New Jersey’s three thoroughbred racetracks will not implement slot machines in the next three years, Gov. Jon Corzine announced last week.
Slots at racetracks had been recommended as a way to boost the state’s waning horse-racing industry. Instead, the local casino industry will give $90 million to augment racing purses and help finance equine breeding programs.
Atlantic City casinos have opposed slot machines at racetracks because they fear it could lower casino attendance. Yet the horse racing industry has said video lottery terminals could reverse the trend since 1999 of declining revenues at Meadowlands Racetrack, Monmouth Racetrack, and Freehold Raceway. One racing facility, Garden State Park, closed in 2002.
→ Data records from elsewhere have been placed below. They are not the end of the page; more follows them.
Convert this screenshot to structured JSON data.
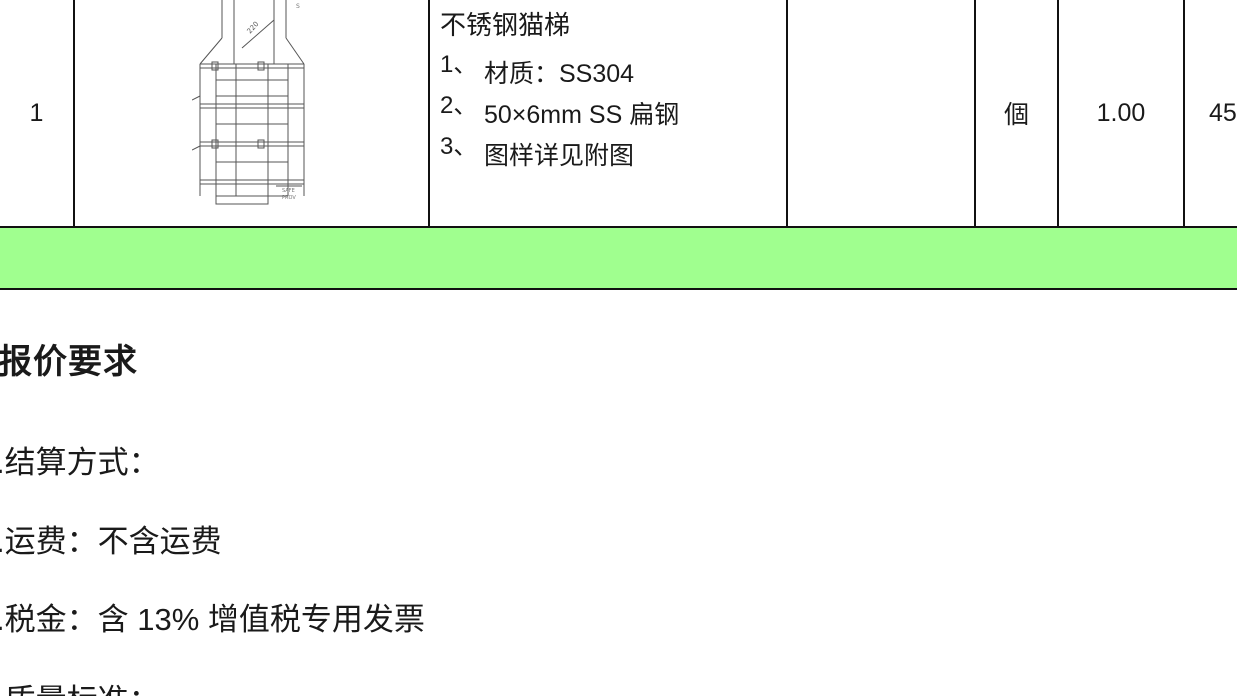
{
  "table": {
    "row": {
      "number": "1",
      "drawing_text_top": "S",
      "drawing_text_bottom_1": "SAFE",
      "drawing_text_bottom_2": "PROV",
      "drawing_dim": "220",
      "title": "不锈钢猫梯",
      "specs": [
        {
          "num": "1、",
          "text": "材质：SS304"
        },
        {
          "num": "2、",
          "text": "50×6mm SS 扁钢"
        },
        {
          "num": "3、",
          "text": "图样详见附图"
        }
      ],
      "spec_col": "",
      "unit": "個",
      "quantity": "1.00",
      "price_partial": "45"
    },
    "total_row_color": "#a0ff8f"
  },
  "requirements": {
    "heading": "报价要求",
    "items": [
      ".结算方式：",
      ".运费：不含运费",
      ".税金：含 13% 增值税专用发票",
      ".质量标准："
    ]
  }
}
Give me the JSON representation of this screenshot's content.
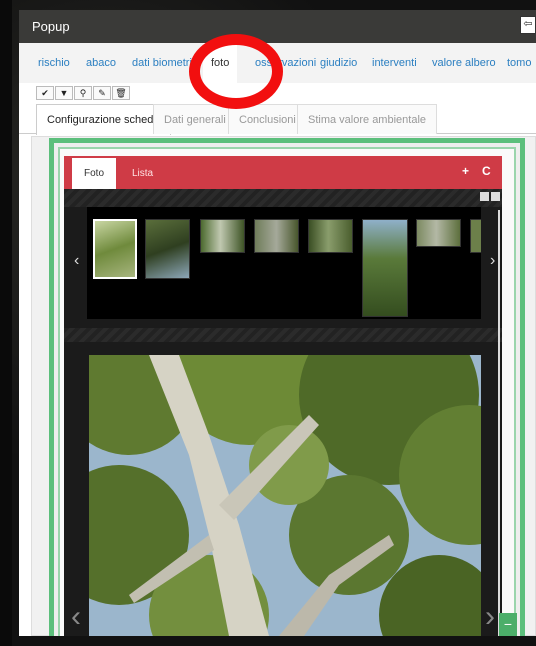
{
  "window": {
    "title": "Popup",
    "exit_icon": "exit-icon"
  },
  "nav": {
    "items": [
      {
        "label": "rischio"
      },
      {
        "label": "abaco"
      },
      {
        "label": "dati biometrici"
      },
      {
        "label": "foto"
      },
      {
        "label": "osservazioni"
      },
      {
        "label": "giudizio"
      },
      {
        "label": "interventi"
      },
      {
        "label": "valore albero"
      },
      {
        "label": "tomo"
      }
    ],
    "active": "foto"
  },
  "toolbar": {
    "icons": [
      "check-icon",
      "filter-icon",
      "zoom-icon",
      "edit-icon",
      "trash-icon"
    ],
    "glyphs": [
      "✔",
      "▼",
      "⚲",
      "✎",
      "🗑"
    ]
  },
  "tabs": [
    {
      "label": "Configurazione scheda"
    },
    {
      "label": "Dati generali"
    },
    {
      "label": "Conclusioni"
    },
    {
      "label": "Stima valore ambientale"
    }
  ],
  "photo_panel": {
    "tab_foto": "Foto",
    "tab_lista": "Lista",
    "add_icon": "+",
    "refresh_icon": "C",
    "prev_icon": "‹",
    "next_icon": "›",
    "big_prev": "‹",
    "big_next": "›"
  },
  "colors": {
    "header_red": "#cf3b46",
    "frame_green": "#5cbf7c",
    "link_blue": "#2b7fc1",
    "highlight_red": "#f20f0f"
  }
}
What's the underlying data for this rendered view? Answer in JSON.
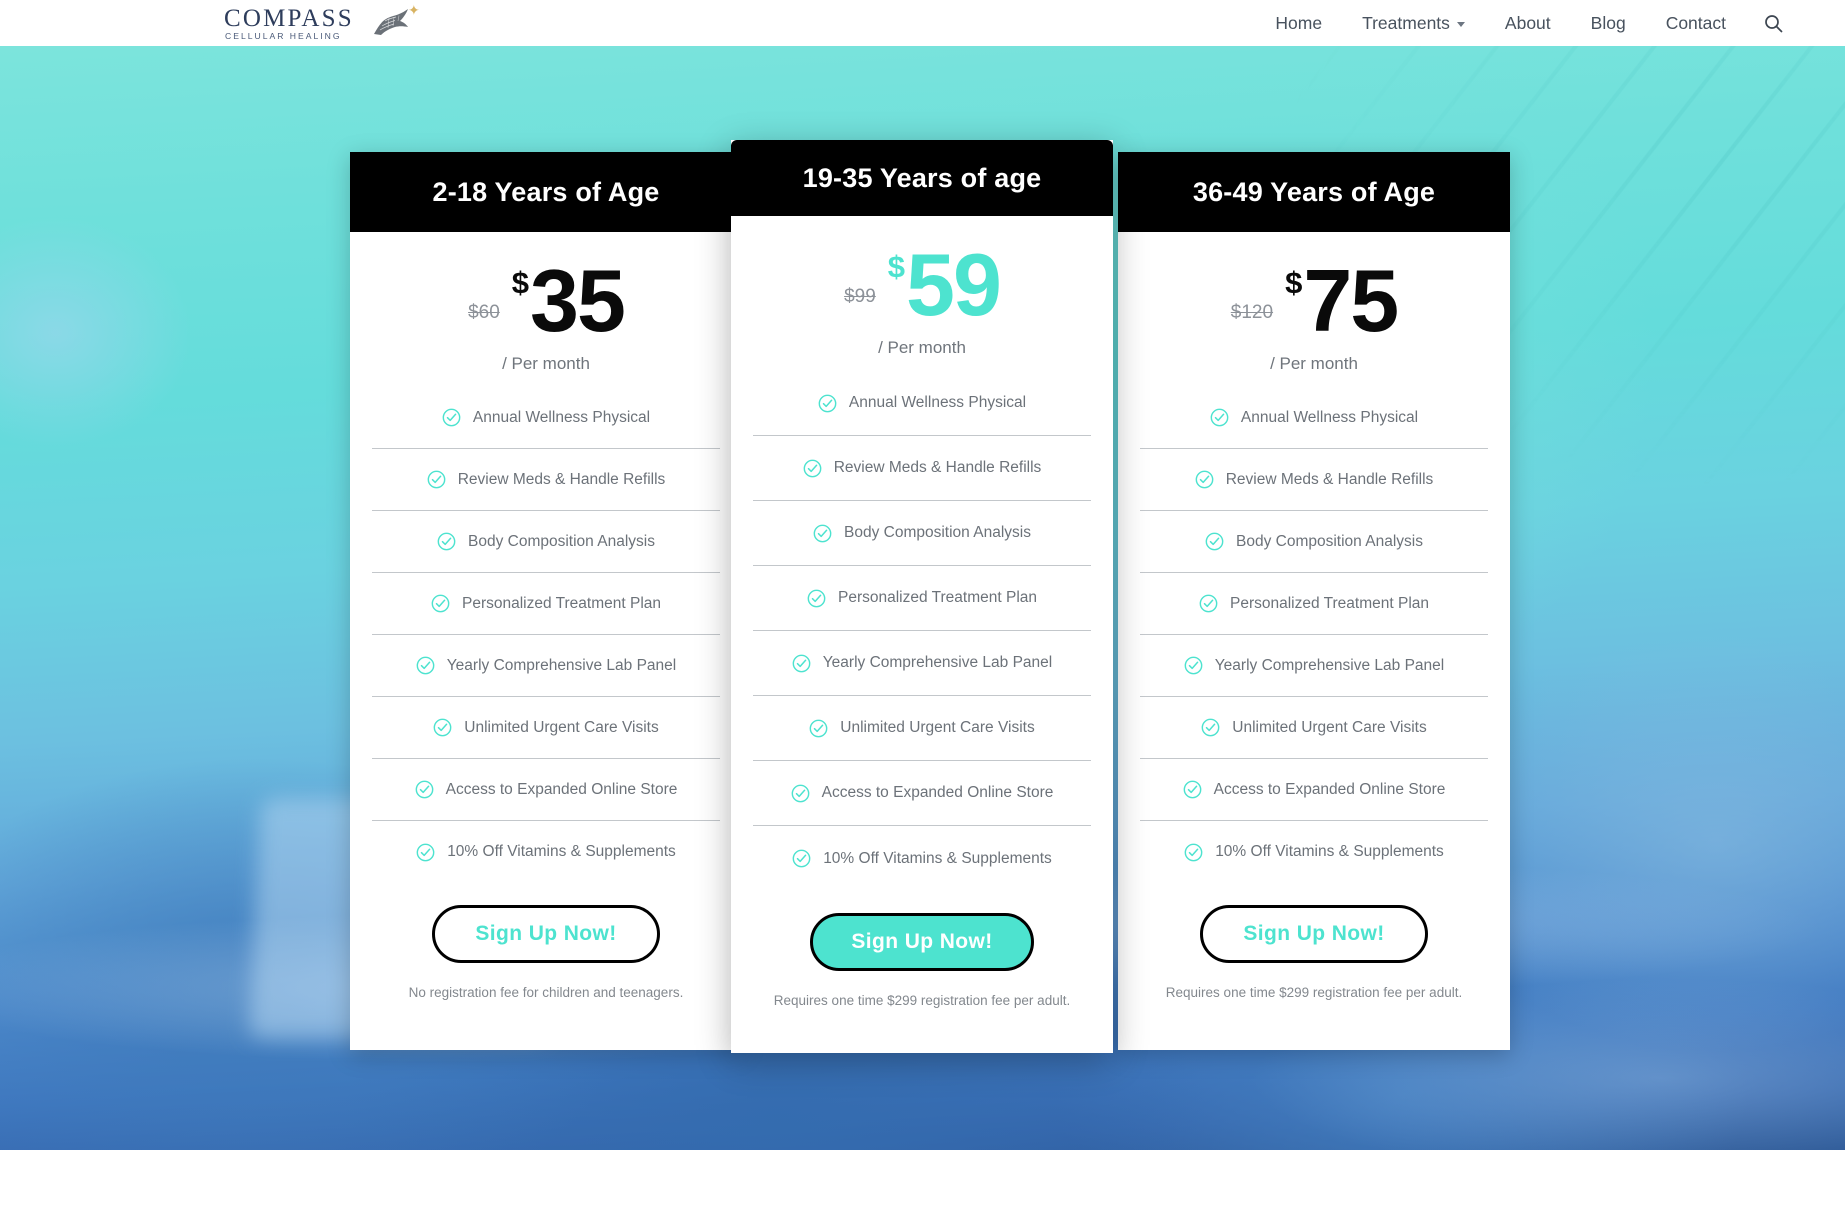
{
  "brand": {
    "name": "COMPASS",
    "tagline": "CELLULAR HEALING",
    "accent_color": "#4de3cf",
    "logo_text_color": "#2e3d5c"
  },
  "nav": {
    "items": [
      {
        "label": "Home",
        "has_dropdown": false
      },
      {
        "label": "Treatments",
        "has_dropdown": true
      },
      {
        "label": "About",
        "has_dropdown": false
      },
      {
        "label": "Blog",
        "has_dropdown": false
      },
      {
        "label": "Contact",
        "has_dropdown": false
      }
    ],
    "search_icon": "search-icon"
  },
  "pricing": {
    "cards": [
      {
        "title": "2-18 Years of Age",
        "old_price": "$60",
        "currency": "$",
        "price": "35",
        "period": "/ Per month",
        "price_color": "#0a0a0a",
        "features": [
          "Annual Wellness Physical",
          "Review Meds & Handle Refills",
          "Body Composition Analysis",
          "Personalized Treatment Plan",
          "Yearly Comprehensive Lab Panel",
          "Unlimited Urgent Care Visits",
          "Access to Expanded Online Store",
          "10% Off Vitamins & Supplements"
        ],
        "cta_label": "Sign Up Now!",
        "cta_style": "outline",
        "footnote": "No registration fee for children and teenagers."
      },
      {
        "title": "19-35 Years of age",
        "old_price": "$99",
        "currency": "$",
        "price": "59",
        "period": "/ Per month",
        "price_color": "#4de3cf",
        "features": [
          "Annual Wellness Physical",
          "Review Meds & Handle Refills",
          "Body Composition Analysis",
          "Personalized Treatment Plan",
          "Yearly Comprehensive Lab Panel",
          "Unlimited Urgent Care Visits",
          "Access to Expanded Online Store",
          "10% Off Vitamins & Supplements"
        ],
        "cta_label": "Sign Up Now!",
        "cta_style": "filled",
        "footnote": "Requires one time $299 registration fee per adult."
      },
      {
        "title": "36-49 Years of Age",
        "old_price": "$120",
        "currency": "$",
        "price": "75",
        "period": "/ Per month",
        "price_color": "#0a0a0a",
        "features": [
          "Annual Wellness Physical",
          "Review Meds & Handle Refills",
          "Body Composition Analysis",
          "Personalized Treatment Plan",
          "Yearly Comprehensive Lab Panel",
          "Unlimited Urgent Care Visits",
          "Access to Expanded Online Store",
          "10% Off Vitamins & Supplements"
        ],
        "cta_label": "Sign Up Now!",
        "cta_style": "outline",
        "footnote": "Requires one time $299 registration fee per adult."
      }
    ]
  }
}
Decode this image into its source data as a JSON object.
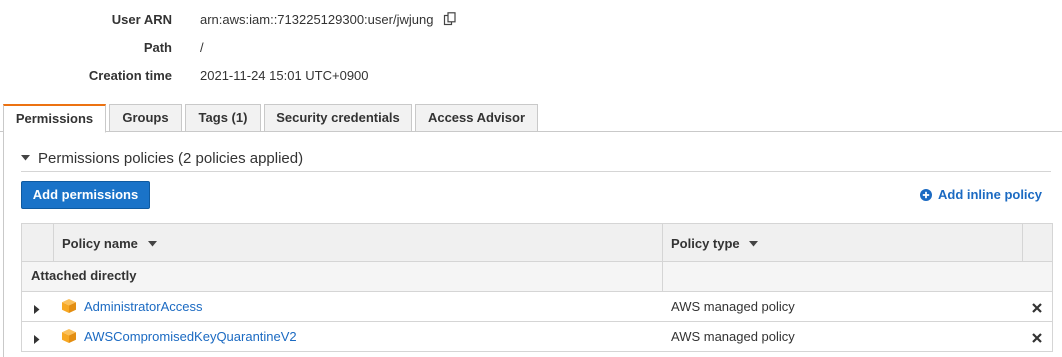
{
  "summary": {
    "user_arn_label": "User ARN",
    "user_arn_value": "arn:aws:iam::713225129300:user/jwjung",
    "path_label": "Path",
    "path_value": "/",
    "creation_label": "Creation time",
    "creation_value": "2021-11-24 15:01 UTC+0900"
  },
  "tabs": [
    {
      "label": "Permissions",
      "active": true
    },
    {
      "label": "Groups",
      "active": false
    },
    {
      "label": "Tags (1)",
      "active": false
    },
    {
      "label": "Security credentials",
      "active": false
    },
    {
      "label": "Access Advisor",
      "active": false
    }
  ],
  "permissions": {
    "section_title": "Permissions policies (2 policies applied)",
    "add_button": "Add permissions",
    "inline_link": "Add inline policy",
    "columns": {
      "name": "Policy name",
      "type": "Policy type"
    },
    "group_label": "Attached directly",
    "policies": [
      {
        "name": "AdministratorAccess",
        "type": "AWS managed policy"
      },
      {
        "name": "AWSCompromisedKeyQuarantineV2",
        "type": "AWS managed policy"
      }
    ]
  },
  "colors": {
    "accent_tab": "#ec7211",
    "primary_button": "#1a73c8",
    "link": "#1b6ac2",
    "policy_box_icon": "#f7a823"
  },
  "icons": [
    "copy-icon",
    "caret-down-icon",
    "plus-circle-icon",
    "sort-down-icon",
    "expand-caret-icon",
    "policy-box-icon",
    "remove-x-icon"
  ]
}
A recent study compiled by Christiansen Capital Advisors LLC indicated that “if horse racing is to continue in New Jersey in its present form, additional funds will have to be found.”
In a press release, Corzine said the agreement was needed to maintain casino attendance and sustain horse racing in the Garden State.
“Both the equine industry and the casino industry play important roles in New Jersey, from preserving open space to attracting visitors, and it was essential to strike a balance that will allow both industries to thrive,” the governor said in a press release. “The agreement involves no taxpayer dollars and will not reduce casino funds that flow to the state.”
Officials anticipate New Jersey will receive $426 million of casino revenue in fiscal 2009, which begins July 1. That amount is $14 million more than gambling revenues for the current year, according to the state’s fiscal 2009 budget in brief.
The state Treasury Department released the CCA study in November. According to the report, gross gaming revenues for casinos could drop by as much as 1.8% if all three horse racing facilities added slot machines to their parks.